One word. WOW. What an experience. My Memorial Day weekend started on Friday with going to DePaul University in Lincoln Park to check-in for Taizé.
Friday, after lunch, I headed down to DePaul’s Lincoln Park campus for the start of what was going to be an exciting weekend. The area churches had been hyping this event for a few months and were asking families in the area to take in a traveler or 2 or 3. My parents and I took in one girl, Meagan, from Minneapolis. For those who wished, we had choir practice at 5 for 2 hours to practice the songs and get the people together, including our cantors. Brother Jean-Marie was the main cantor, starting off most of the songs.
If any of you are thinking, wait. That’s a girl’s name. Nope. It’s pronounced John Marie. Before I get any further, Taizé is a small community in France. If you ever get to France, I HIGHLY recommend you go! They are very welcoming there.
Anyway, we had 6 of the Taizé brothers in Chicago for the weekend. One of them had been here since February to help kick start preparations and announcing it. The other 5 started to trickle into the United States as the event got closer and were traveling to spread word.

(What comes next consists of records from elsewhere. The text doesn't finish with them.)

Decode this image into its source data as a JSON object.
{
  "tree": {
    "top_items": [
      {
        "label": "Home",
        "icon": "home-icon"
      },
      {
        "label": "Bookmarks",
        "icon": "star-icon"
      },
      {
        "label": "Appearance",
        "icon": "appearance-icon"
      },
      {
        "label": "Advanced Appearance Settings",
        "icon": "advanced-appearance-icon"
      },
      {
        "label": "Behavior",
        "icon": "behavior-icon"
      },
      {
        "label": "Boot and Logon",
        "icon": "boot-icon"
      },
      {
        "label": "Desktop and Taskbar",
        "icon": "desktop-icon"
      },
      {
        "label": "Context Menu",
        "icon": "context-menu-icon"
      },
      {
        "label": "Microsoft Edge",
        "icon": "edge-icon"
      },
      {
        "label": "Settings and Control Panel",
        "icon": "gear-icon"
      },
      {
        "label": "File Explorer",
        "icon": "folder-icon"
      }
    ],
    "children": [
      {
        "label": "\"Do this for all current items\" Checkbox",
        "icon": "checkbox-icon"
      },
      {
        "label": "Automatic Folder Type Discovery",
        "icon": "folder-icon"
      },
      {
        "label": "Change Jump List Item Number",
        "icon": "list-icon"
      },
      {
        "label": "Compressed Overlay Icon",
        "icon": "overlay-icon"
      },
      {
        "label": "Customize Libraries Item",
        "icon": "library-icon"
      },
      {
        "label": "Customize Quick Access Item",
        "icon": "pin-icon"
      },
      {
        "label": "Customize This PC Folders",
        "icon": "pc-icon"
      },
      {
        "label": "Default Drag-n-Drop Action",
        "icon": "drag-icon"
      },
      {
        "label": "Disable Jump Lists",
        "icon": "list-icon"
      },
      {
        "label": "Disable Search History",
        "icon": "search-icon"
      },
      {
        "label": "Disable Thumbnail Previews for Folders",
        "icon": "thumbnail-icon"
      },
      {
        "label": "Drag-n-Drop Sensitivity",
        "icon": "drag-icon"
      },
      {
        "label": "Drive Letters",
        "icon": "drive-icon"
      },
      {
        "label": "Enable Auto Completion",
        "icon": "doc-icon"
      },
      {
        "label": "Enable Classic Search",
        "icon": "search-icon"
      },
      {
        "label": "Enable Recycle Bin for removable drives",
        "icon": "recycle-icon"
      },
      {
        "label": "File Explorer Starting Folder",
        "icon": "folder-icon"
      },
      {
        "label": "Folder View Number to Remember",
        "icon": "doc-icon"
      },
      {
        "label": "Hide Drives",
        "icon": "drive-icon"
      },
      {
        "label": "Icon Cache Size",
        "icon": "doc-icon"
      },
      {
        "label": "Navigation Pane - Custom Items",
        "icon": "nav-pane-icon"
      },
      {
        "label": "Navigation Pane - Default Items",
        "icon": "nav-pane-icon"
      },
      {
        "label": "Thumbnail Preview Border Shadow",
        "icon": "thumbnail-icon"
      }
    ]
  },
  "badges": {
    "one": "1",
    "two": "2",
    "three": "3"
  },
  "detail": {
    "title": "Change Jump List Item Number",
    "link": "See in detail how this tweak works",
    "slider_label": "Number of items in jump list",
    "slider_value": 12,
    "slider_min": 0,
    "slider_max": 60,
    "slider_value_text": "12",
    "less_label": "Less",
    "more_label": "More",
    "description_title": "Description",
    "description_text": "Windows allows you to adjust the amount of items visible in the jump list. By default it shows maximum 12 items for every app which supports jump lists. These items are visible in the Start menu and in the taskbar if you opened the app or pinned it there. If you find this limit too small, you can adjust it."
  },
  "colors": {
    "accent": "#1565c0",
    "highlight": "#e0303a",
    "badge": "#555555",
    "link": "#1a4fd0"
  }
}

Friday evening, after 2 hours of choir practice and an hour break for dinner, we celebrated our first Evening Prayer as a community in the Sullivan Athletic Center. The 6 brothers were on the center area in the picture below where the main kneelers are. If you Google Taizé brothers, you would be able to see how they use those for kneeling. Looks uncomfortable, but they aren’t. We sang 10 songs during each of the prayers. (Evening on Friday; morning, midday and evening on Saturday, evening on Sunday; and morning and midday on Monday.) The songs were mostly songs that I had sang before during Taizé service at Church of our Savior in Lincoln Park and during a normal mass at All Saints’ in Ravenswood.
Saturday was our first full day of the Pilgrimage. Started with morning prayer at 9, followed by reflections and then we met with our small groups, which were scattered around Lincoln Park. Most of the groups met on DePaul’s campus. My group met at Little Sisters of the Poor, which is at Belden and Lakewood. After that, we had another prayer service, and followed by lunch, which was a sandwich, apple, cookies, chips and a drink (soda or water). After lunch, we had some free time then workshops. I attended “Keeping Silence in a Busy Life, which was held downtown near Washington and Dearborn. That was followed by dinner and our evening prayer.
Sunday, my parents, Meagan, and I piled into my car and we headed to St. Vincent DePaul Roman Catholic Church for mass. (St. Vincent’s was one of the hosting churches for people coming in to find a host family through.) They recognized the Taizé participants at the end of mass by having us stand up to be welcomed and hosted a picnic style lunch outside after mass.
For anyone trying to figure out the Catholic connection, my mom was born and raised in the Catholic faith, while my dad was raised Episcopal. My brothers and I were raised in both faiths. They had originally heard about Taizé from St. Josaphat’s, which is near Southport and Webster, but they only had two families sign up to host, hence going to St. Vincent’s Sunday.)
After Mass, Meagan and I headed back to DePaul (we were already there pretty much) and hung out in the student center during our free time. We had another workshop at 2:30 about singing in the style of Taizé, which ran into our second reflection. After the reflection, I had to slip out and head to work, missing evening prayer and dinner.
Today concluded with morning prayer, followed by reflection, regional meetings, and our final prayer service, before saying our good-byes, getting lunch to go and going our separate ways.
This was a fun weekend. A huge thanks to DePaul security, campus police and sports teams for allowing us to cross safely across Sheffield and overtaking their gym for the better part of a week (most of it was for set-up and this whole weekend for prayers and all)